      The company performed the tests in conjunction with NASA’s Technology Development Unit thruster and a xenon flow control unit. The tests are being conducted as part of a $65 million contract that NASA awarded Aerojet Rocketdyne in April 2016. Under the contract, Aerojet Rocketdyne will develop, qualify and deliver five 12.5-kilowatt Hall thruster subsystems, including thrusters, PPUs and xenon flow controllers. According to Aerojet Rocketdyne, the AEPS Hall thrusters deliver twice the thrust when compared to the company’s XR-5 Hall thrusters, which are presently used to deliver government and commercial satellites to their Geosynchronous Earth Orbit (GEO). According to NASA, work performed under the contract could increase spacecraft transportation fuel efficiency by 10 times over current chemical propulsion technology.
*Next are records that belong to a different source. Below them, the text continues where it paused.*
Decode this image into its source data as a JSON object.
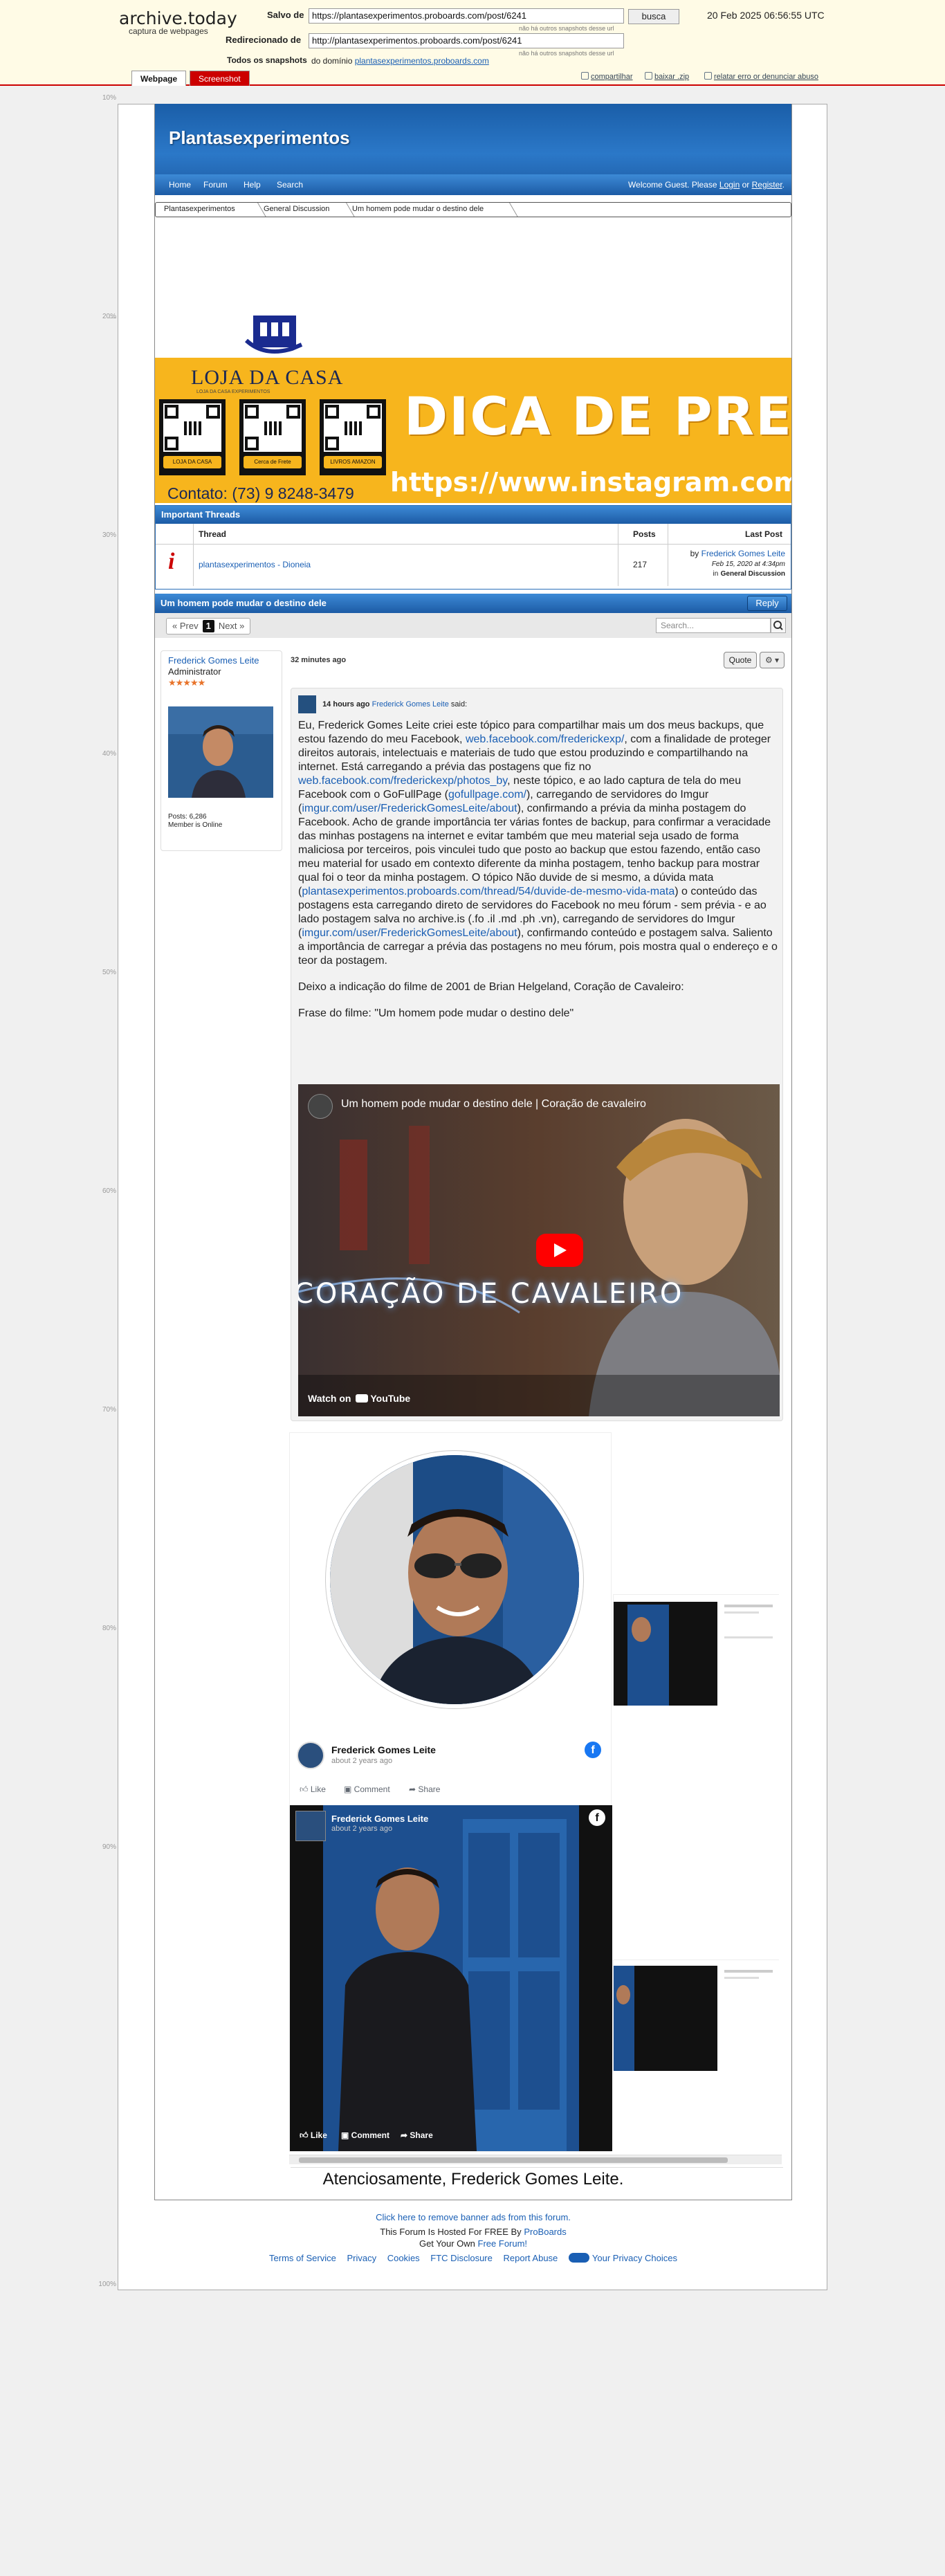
{
  "archive": {
    "logo": "archive.today",
    "subtitle": "captura de webpages",
    "saved_label": "Salvo de",
    "saved_url": "https://plantasexperimentos.proboards.com/post/6241",
    "saved_note": "não há outros snapshots desse url",
    "redirected_label": "Redirecionado de",
    "redirected_url": "http://plantasexperimentos.proboards.com/post/6241",
    "redirected_note": "não há outros snapshots desse url",
    "all_snapshots_label": "Todos os snapshots",
    "all_snapshots_prefix": "do domínio",
    "all_snapshots_domain": "plantasexperimentos.proboards.com",
    "search_button": "busca",
    "date": "20 Feb 2025 06:56:55 UTC",
    "tab_webpage": "Webpage",
    "tab_screenshot": "Screenshot",
    "share_link": "compartilhar",
    "download_link": "baixar .zip",
    "report_link": "relatar erro or denunciar abuso"
  },
  "ruler": [
    "10%",
    "20%",
    "30%",
    "40%",
    "50%",
    "60%",
    "70%",
    "80%",
    "90%",
    "100%"
  ],
  "forum": {
    "title": "Plantasexperimentos",
    "nav": [
      "Home",
      "Forum",
      "Help",
      "Search"
    ],
    "welcome_prefix": "Welcome Guest. Please",
    "login": "Login",
    "or": "or",
    "register": "Register",
    "breadcrumb": [
      "Plantasexperimentos",
      "General Discussion",
      "Um homem pode mudar o destino dele"
    ]
  },
  "banner": {
    "store": "LOJA DA CASA",
    "store_sub": "LOJA DA CASA EXPERIMENTOS",
    "qr_labels": [
      "LOJA DA CASA",
      "Cerca de Frete",
      "LIVROS AMAZON"
    ],
    "contact": "Contato: (73) 9 8248-3479",
    "headline": "DICA DE PRESENTE",
    "instagram": "https://www.instagram.com/lo"
  },
  "important": {
    "header": "Important Threads",
    "col_thread": "Thread",
    "col_posts": "Posts",
    "col_last": "Last Post",
    "row": {
      "title": "plantasexperimentos - Dioneia",
      "posts": "217",
      "by": "by",
      "author": "Frederick Gomes Leite",
      "date": "Feb 15, 2020 at 4:34pm",
      "in": "in",
      "board": "General Discussion"
    }
  },
  "thread": {
    "title": "Um homem pode mudar o destino dele",
    "reply": "Reply",
    "prev": "« Prev",
    "page": "1",
    "next": "Next »",
    "search_placeholder": "Search..."
  },
  "user": {
    "name": "Frederick Gomes Leite",
    "role": "Administrator",
    "stars": "★★★★★",
    "posts": "Posts: 6,286",
    "status": "Member is Online"
  },
  "post": {
    "time": "32 minutes ago",
    "quote_btn": "Quote",
    "quote_time": "14 hours ago",
    "quote_author": "Frederick Gomes Leite",
    "quote_said": "said:",
    "p1a": "Eu, Frederick Gomes Leite criei este tópico para compartilhar mais um dos meus backups, que estou fazendo do meu Facebook,",
    "link1": "web.facebook.com/frederickexp/",
    "p1b": ", com a finalidade de proteger direitos autorais, intelectuais e materiais de tudo que estou produzindo e compartilhando na internet. Está carregando a prévia das postagens que fiz no",
    "link2": "web.facebook.com/frederickexp/photos_by",
    "p1c": ", neste tópico, e ao lado captura de tela do meu Facebook com o GoFullPage (",
    "link3": "gofullpage.com/",
    "p1d": "), carregando de servidores do Imgur (",
    "link4": "imgur.com/user/FrederickGomesLeite/about",
    "p1e": "), confirmando a prévia da minha postagem do Facebook. Acho de grande importância ter várias fontes de backup, para confirmar a veracidade das minhas postagens na internet e evitar também que meu material seja usado de forma maliciosa por terceiros, pois vinculei tudo que posto ao backup que estou fazendo, então caso meu material for usado em contexto diferente da minha postagem, tenho backup para mostrar qual foi o teor da minha postagem. O tópico Não duvide de si mesmo, a dúvida mata (",
    "link5": "plantasexperimentos.proboards.com/thread/54/duvide-de-mesmo-vida-mata",
    "p1f": ") o conteúdo das postagens esta carregando direto de servidores do Facebook no meu fórum - sem prévia - e ao lado postagem salva no archive.is (.fo .il .md .ph .vn), carregando de servidores do Imgur (",
    "link6": "imgur.com/user/FrederickGomesLeite/about",
    "p1g": "), confirmando conteúdo e postagem salva. Saliento a importância de carregar a prévia das postagens no meu fórum, pois mostra qual o endereço e o teor da postagem.",
    "p2": "Deixo a indicação do filme de 2001 de Brian Helgeland, Coração de Cavaleiro:",
    "p3": "Frase do filme: \"Um homem pode mudar o destino dele\"",
    "video_title": "Um homem pode mudar o destino dele | Coração de cavaleiro",
    "video_overlay": "CORAÇÃO DE CAVALEIRO",
    "video_watch": "Watch on",
    "video_youtube": "YouTube",
    "fb_name": "Frederick Gomes Leite",
    "fb_time": "about 2 years ago",
    "fb_like": "Like",
    "fb_comment": "Comment",
    "fb_share": "Share",
    "signature": "Atenciosamente, Frederick Gomes Leite."
  },
  "footer": {
    "remove_ads": "Click here to remove banner ads from this forum.",
    "hosted_prefix": "This Forum Is Hosted For FREE By",
    "hosted_brand": "ProBoards",
    "get_own": "Get Your Own",
    "free_forum": "Free Forum!",
    "links": [
      "Terms of Service",
      "Privacy",
      "Cookies",
      "FTC Disclosure",
      "Report Abuse"
    ],
    "privacy_choices": "Your Privacy Choices"
  },
  "colors": {
    "forum_blue": "#1c5ba5",
    "banner_yellow": "#f7b51d",
    "archive_red": "#cc0000",
    "link_blue": "#1a5fb4"
  }
}
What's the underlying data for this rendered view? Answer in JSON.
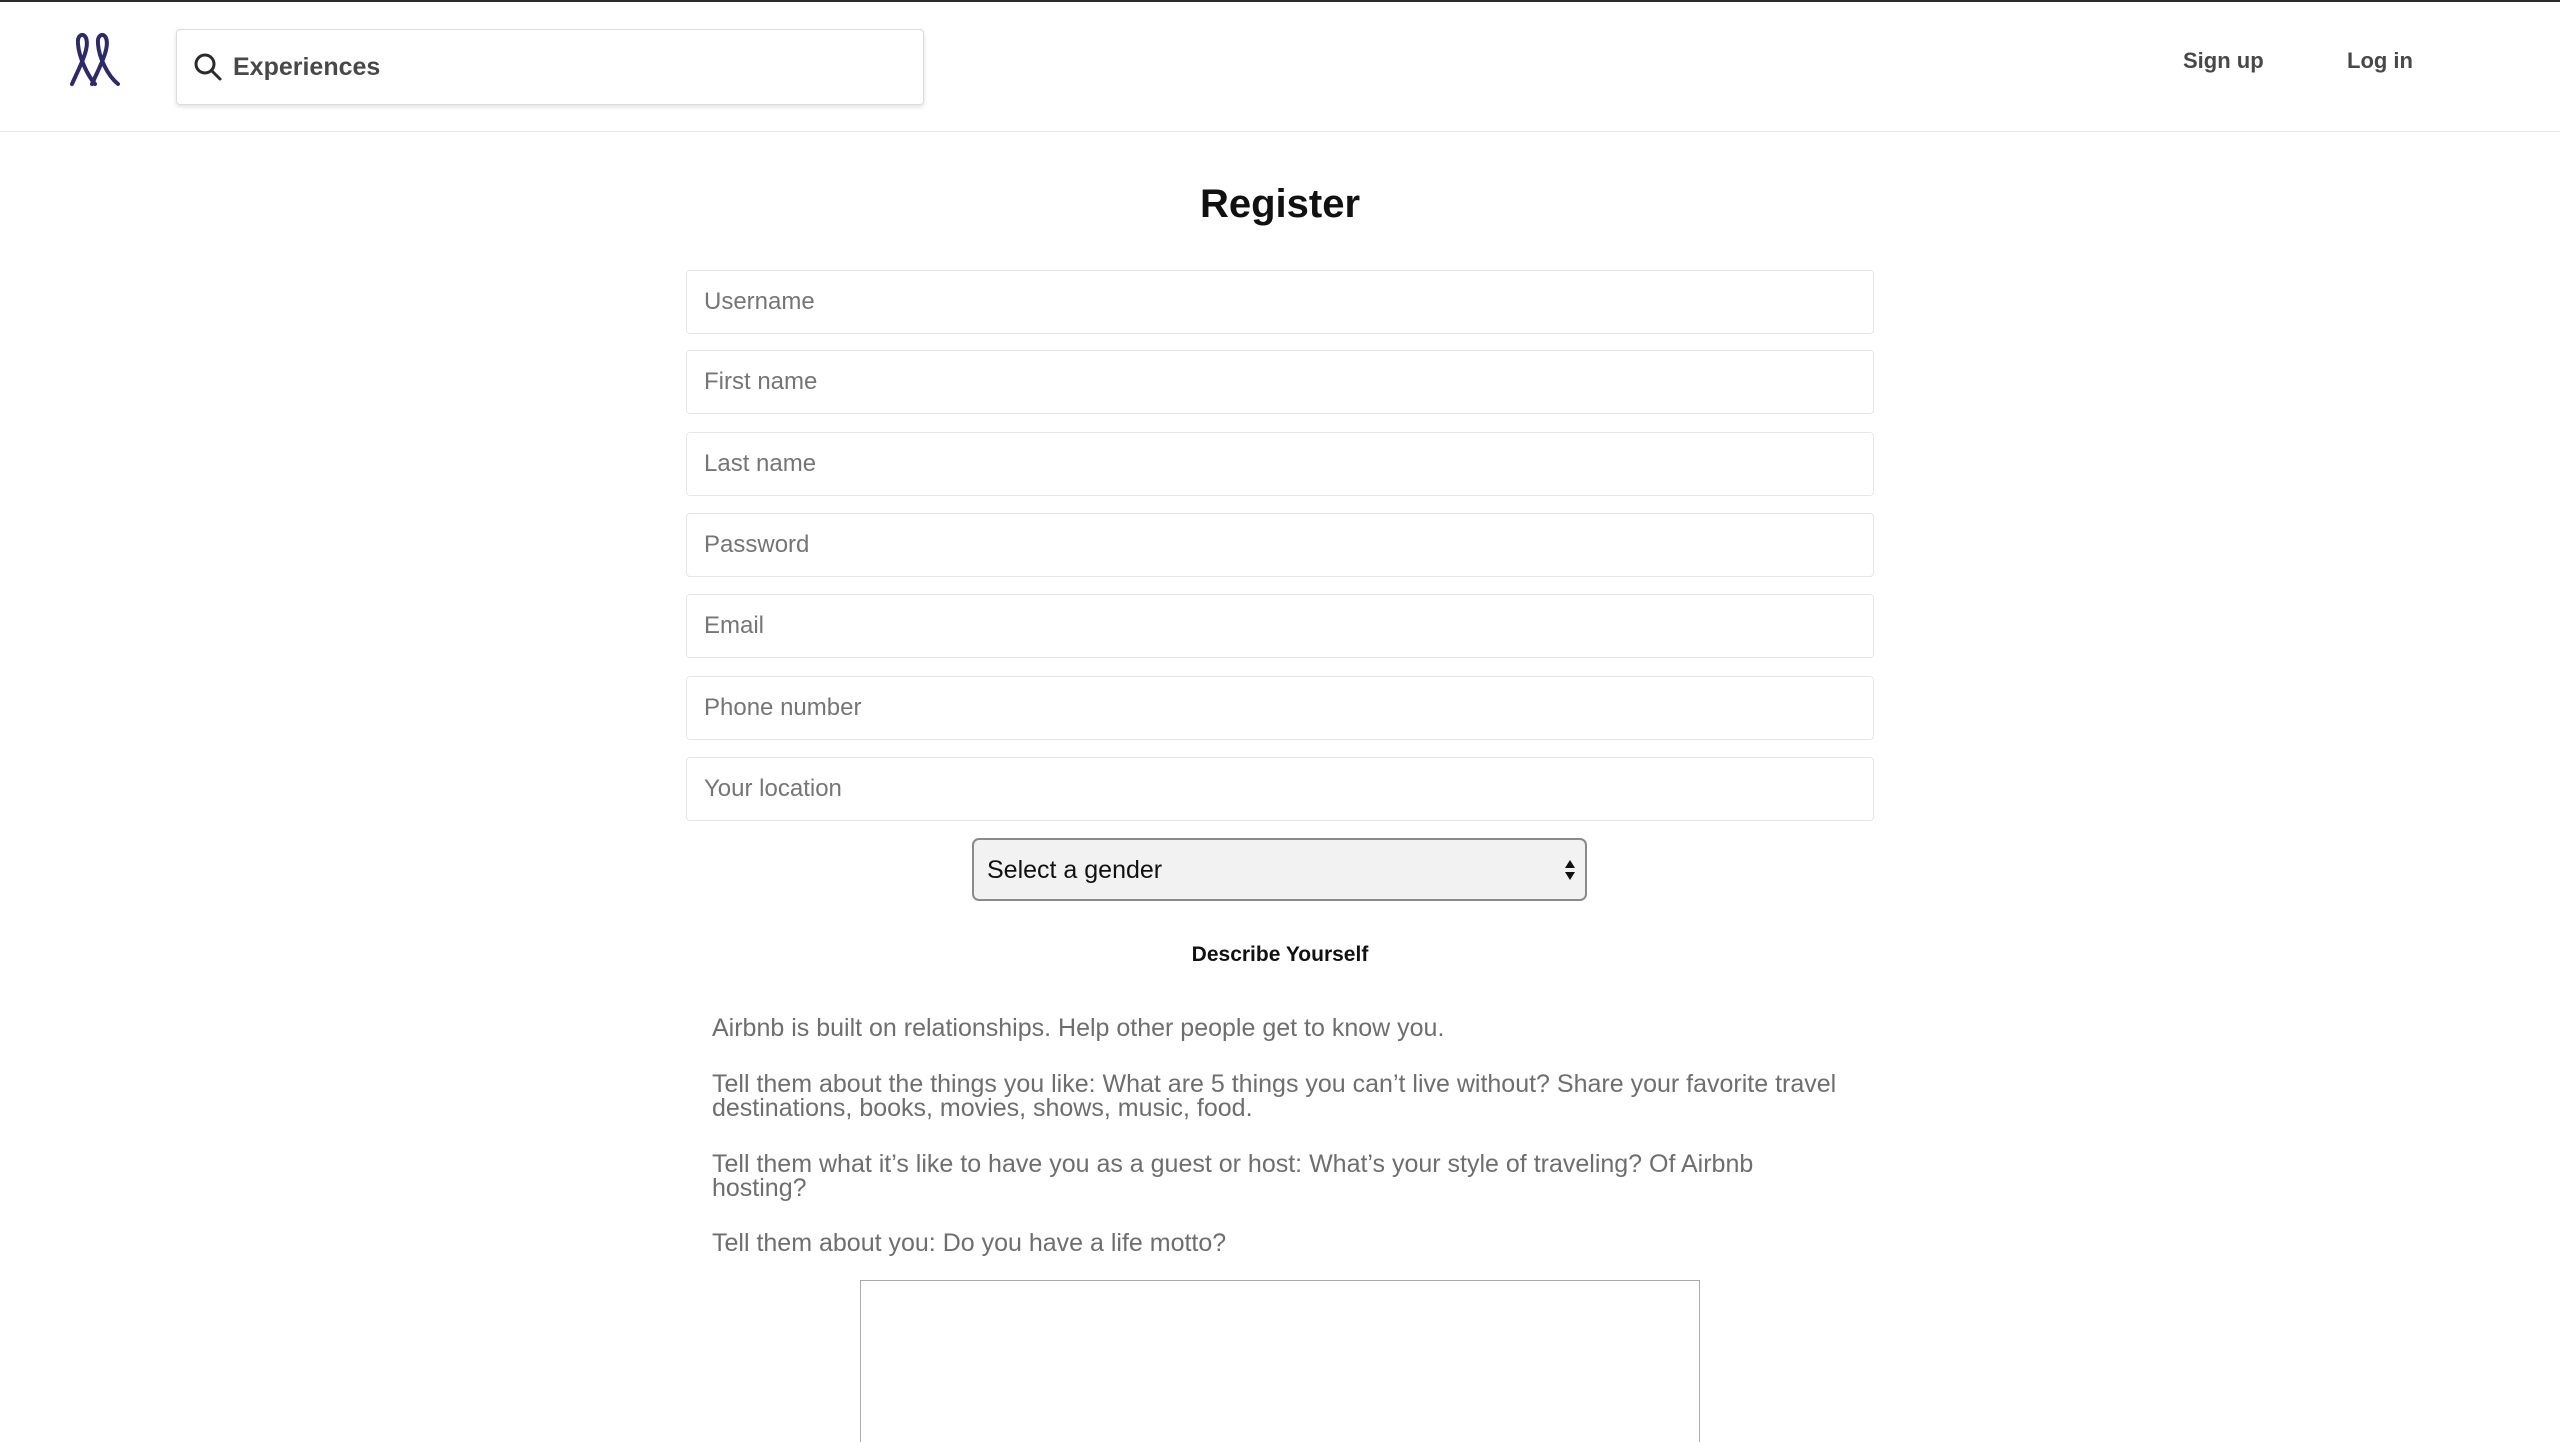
{
  "header": {
    "logo_icon": "airbnb-experiences-logo",
    "search": {
      "icon": "search-icon",
      "value": "Experiences",
      "placeholder": ""
    },
    "nav": {
      "signup_label": "Sign up",
      "login_label": "Log in"
    }
  },
  "form": {
    "title": "Register",
    "fields": {
      "username": {
        "placeholder": "Username"
      },
      "first_name": {
        "placeholder": "First name"
      },
      "last_name": {
        "placeholder": "Last name"
      },
      "password": {
        "placeholder": "Password"
      },
      "email": {
        "placeholder": "Email"
      },
      "phone": {
        "placeholder": "Phone number"
      },
      "location": {
        "placeholder": "Your location"
      }
    },
    "gender_select": {
      "selected": "Select a gender"
    },
    "describe": {
      "heading": "Describe Yourself",
      "paragraphs": [
        "Airbnb is built on relationships. Help other people get to know you.",
        "Tell them about the things you like: What are 5 things you can’t live without? Share your favorite travel destinations, books, movies, shows, music, food.",
        "Tell them what it’s like to have you as a guest or host: What’s your style of traveling? Of Airbnb hosting?",
        "Tell them about you: Do you have a life motto?"
      ],
      "bio_value": ""
    }
  },
  "colors": {
    "logo": "#2b2a6b",
    "text_dark": "#484848",
    "muted_text": "#6e6e6e"
  }
}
      Aerojet Rocketdyne is maturing the thruster system under development at Glenn Research Center with support from NASA’s Jet Propulsion Laboratory in Pasadena, California, to a flight system capable of 23,000 hours of life. This flight propulsion system will form the core of SEP vehicles that NASA can use for efficient transportation of habitats and cargo needed for human exploration of deep space destinations beyond Low-Earth Orbit (LEO).